Answer: The care the farmer used in his unsuccessful effort to keep the cows secure and out of the road and whether he should have foreseen that the cows could escape are the keys to whether he would be liable for your injuries.

Under Ohio law, owners of animals such as cows, horses, sheep, and geese must keep them out of public roadways. But the fact that a cow or a horse somehow ends up on a road and causes an accident does not automatically mean the animal’s owner is responsible for any resulting injuries. Judges who have dealt with this issue have held that violation of the statute creates a presumption that the animal’s owner was negligent, but the owner can argue that by showing he took ordinary care to keep the animal out of the road.

That’s a reasonable interpretation of a statute that doesn’t specifically state that the owners of livestock are absolutely responsible for the injuries their animals cause. However, the law as drafted by the General Assembly seems odd given that a separate statute makes dog owners strictly liable for any injuries their dogs cause. I’m just guessing that in our agriculture-dependent state, lawmakers were reluctant to impose that kind of liability on farmers.

But if a dog wandered into the road and caused a driver to swerve and hit a tree, the owner of the dog would be liable for the driver’s injuries. The dog’s owner would have no argument that she wasn’t liable because she took reasonable steps to keep the dog from running free. It just seems weird to impose different standards of liability, but maybe there are good policy reasons I haven’t considered. In any event, in order to make a case in this type of situation, you’d have to show that the farmer breached a duty to keep his cows out of the road so you wouldn’t be injured. You’d also have to show that the breach of duty actually caused your injuries. Without getting overly technical, part of the evaluation of whether the farmer owed a duty is how foreseeable it was that the cows could escape and whether an escaped cow could cause harm to a motorist.

 

 

From my reading of the cases that have dealt with this topic, if the farmer can show he acted in a reasonable way to ensure that his cows wouldn’t escape an enclosure and enter the roadway, he has a good argument to avoid liability. The situation you’ve described, however, adds a twist because you mentioned that the cows have left the farmer’s property in the past and have been found in the road. That evidence could bolster your claim because you might be able to show that the farmer had prior knowledge that his cows were capable of escaping and ending up in the road. This would help you prove that it was foreseeable that they could escape again and that he didn’t take sufficient measures to ensure that it wouldn’t happen.

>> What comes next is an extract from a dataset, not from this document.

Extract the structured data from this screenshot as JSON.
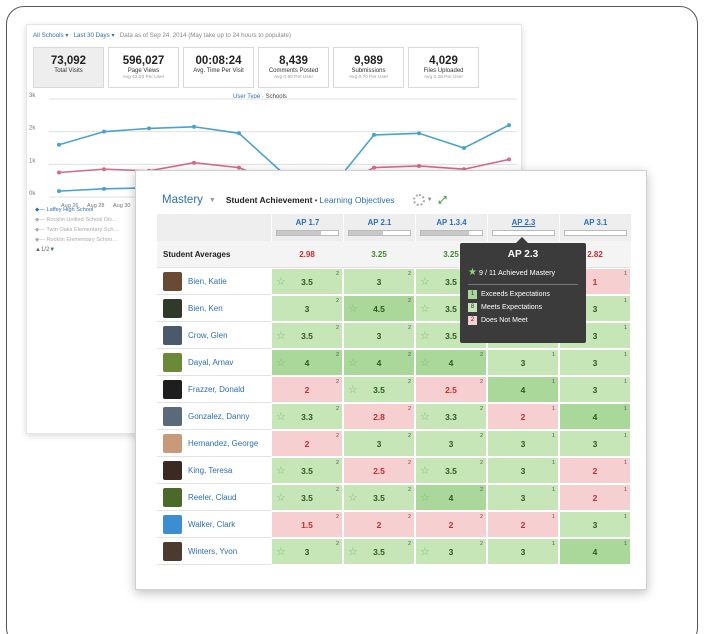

Factors such as how many times the cows have escaped before, how long ago they escaped, and whether they escaped the enclosure in the same way or in the same place would seem to be significant in your case. But you at least have some evidence that could help your case.”